Yehoshafat Harkabi’s most important book for the contemporary period is his 1988-89 work Israel’s Fateful Hour, which was published in Hebrew two years before and is largely a reworking of his 1982 book The Bar Kochba Syndrome. Shimon Bar Kochba was the leader of an unsuccessful revolt in Eretz Israel—mostly in Judea—against the Romans from 132 to 135 CE. Because the revolt lacked its own chronicler comparable to Josephus, the chronicler of the Jewish Revolt of 66 to 73 CE who had begun as one of its leaders before switching sides to save his life, few firm facts about it are known. Harkabi did research using the rabbinical lore about Bar Kochba, known to his opponents as Bar Kosiba—son of a lie—rather than Bar Kochba—son of a star. He then used what little the Romans wrote about the revolt and the archaeological record from the excavations of Yigael Yadin in the 1960s and others to piece together an account.
Harkabi indicts Bar Kochba for an abject lack of realism in planning and carrying out a revolt that had no real hope of ultimate success, and that resulted in the destruction of many of the Jewish villages in Eretz Israel, the banning of Jews from Jerusalem, and the start of the mass exodus of Jews from Eretz Israel to the diaspora. Harkabi clearly sides with the rabbis regarding the legacy of Bar Kochba.
Why is this important? Zionist ideology in the prestate and early state eras mythologizied historical figures from the Second Temple period, from the Hasmonean Maccabees to Bar Kochba. This is because the Maccabees restored Jewish sovereignty over Eretz Israel by defeating their Greek colonial masters, and even the two great revolts against the Romans triumphed briefly, before being crushed. Masada became the great pilgrimage site of Labor Zionism and was then adopted by the IDF as the place for swearing in graduating recruits of elite units.
Bar Kochba was the partial inspiration of the Revisionist youth movement Betar, founded in Riga, Latvia in 1923. Betar was the name of the last Jewish stronghold to fall to the Romans in 135, and was also used as an acronym by the Revisionists for Brit Trumpeldor, the Alliance of Trumpeldor. Yosef Trumpeldor was the Jewish veteran of the Rusian Tsarist army, who lost an arm in the Russo-Japanese war of 1904-05. He then immigrated to Palestine and during World War I helped to recruit the Zion Mule Corps in 1915 that fought at Gallipoli and served as the core of the Jewish Legion that helped to conquer Palestine in 1918. Trumpeldor fell defending Tel Hai, near today’s Kiryat Shemonah, against Arab attackers in 1920. Both the Labor Zionists and the Revisionists turned him into Zionism’s first martyr.

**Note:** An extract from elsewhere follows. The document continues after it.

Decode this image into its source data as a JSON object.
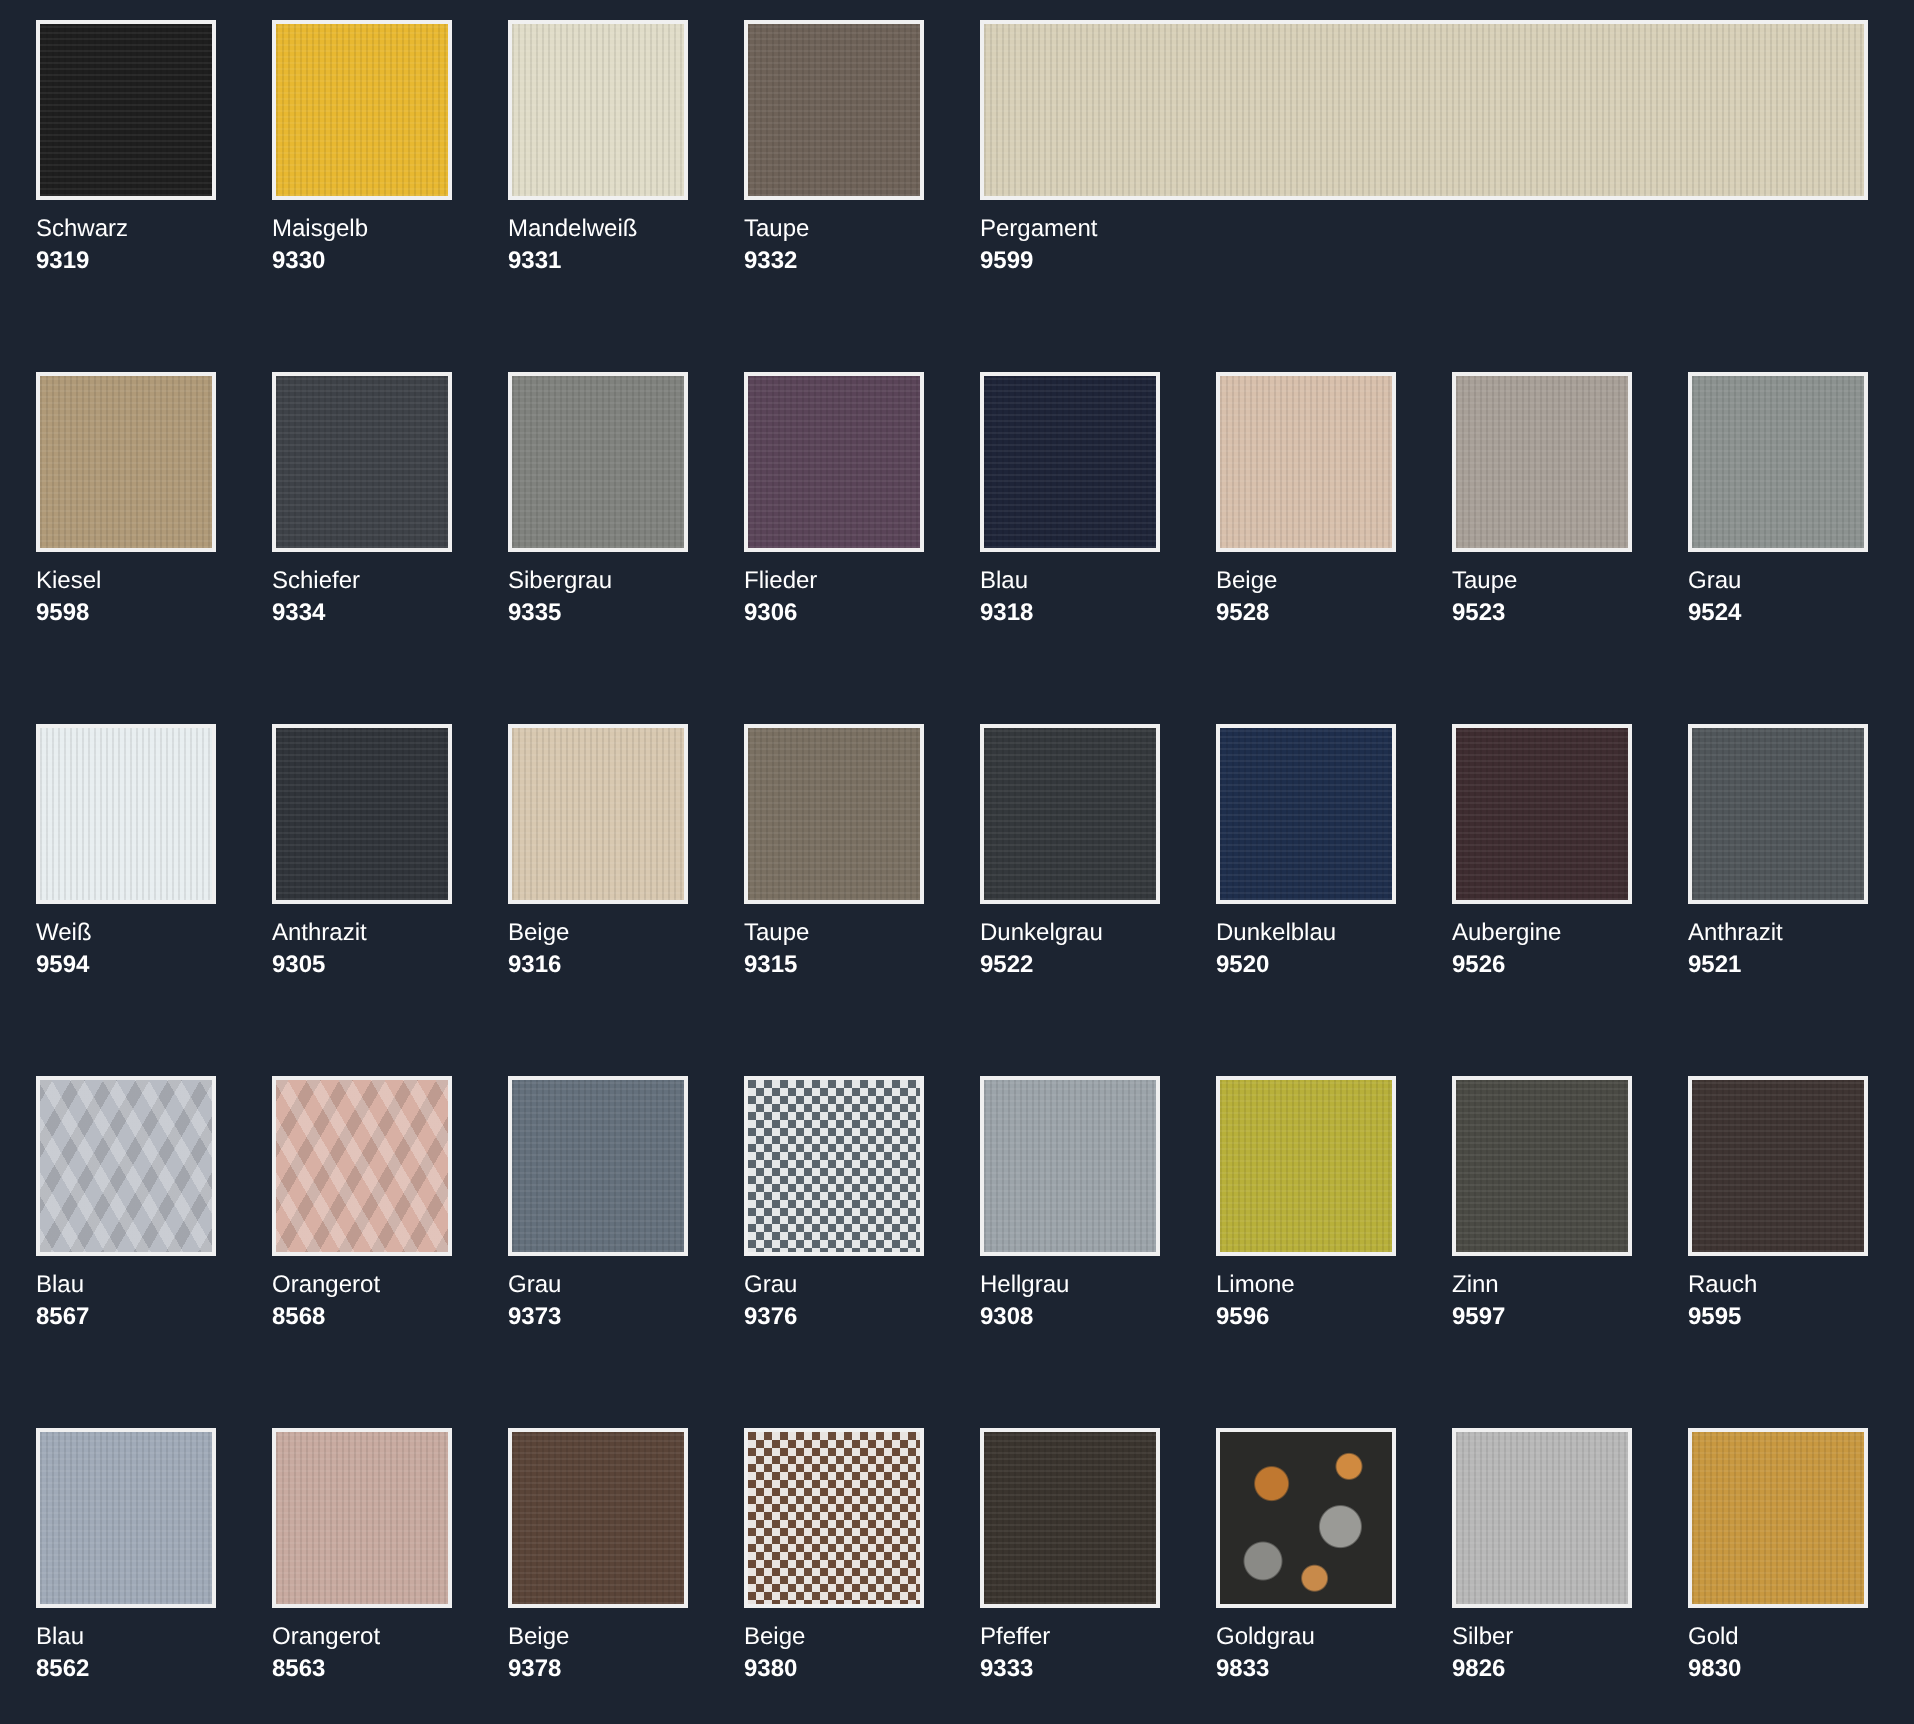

Writing in the 1980s during the era of Menahem Begin and Yitzhak Shamir, the first period of Likud rule, Harkabi saw a tendency for a romantic politics of gestures, no matter what the likely and actual results. Several of Begin’s biographers have noted the influence of Polish nationalist romanticism on Begin. And Shamir, one of the three leaders of the 1940s Lehi underground, carefully cherished the memory of Yair—Avraham Stern—who died from British bullets in a Tel Aviv apartment in February 1942. Stern had instigated a revolt that had little hope for success, and was incongruously launched even while the British were fighting the Nazis in North Africa. Under the influence of Begin, the Likud transformed the memory of the Irgun and Lehi undergrounds into a mythology comparable to that of the Masada cult.
Today, some three decades after Harkabi first wrote about Bar Kochba, we have the reality of Netanyahu continuing to settle the West Bank in defiance of Obama and most of the world. We have Netanyahu intervening in the politics of Israel’s only reliable great power ally at a time when he claims that Israel’s existence is on the line. And we have the phenomenon of the Hilltop Youth, the alienated offspring of the settlement movement and of ultra-Orthodox communities, who engage in settlement activity, even in defiance of the state.
The Labor Zionist haShomer (civil guard) gave inspiration to Betar, which then delivered the Revisionist undergrounds of 1937-48. These then gave rise to the Likud in the 1970s and 1980s and allowed them to colonize the West Bank. The West Bank settlers have now given rise to the Kahanist Hilltop Youth—messianic nationalist anarchists. So in approximately the same amount of time that it took the memory of the Great Jewish Revolt to produce the ensuing Bar Kochba Revolt, the Zionist movement has gone from protecting isolated Jewish settlements to Jewish settlers defying the Jewish state on the West Bank, and carrying out terror attacks against Arabs in revenge for state action.
Harkabi died in 1994 just as the Oslo process was getting underway. His most important legacy is not his analysis of Arab attitudes towards Israel published in the mid-1970s but his analyses of Israeli politics published in 1977 and during the 1980s.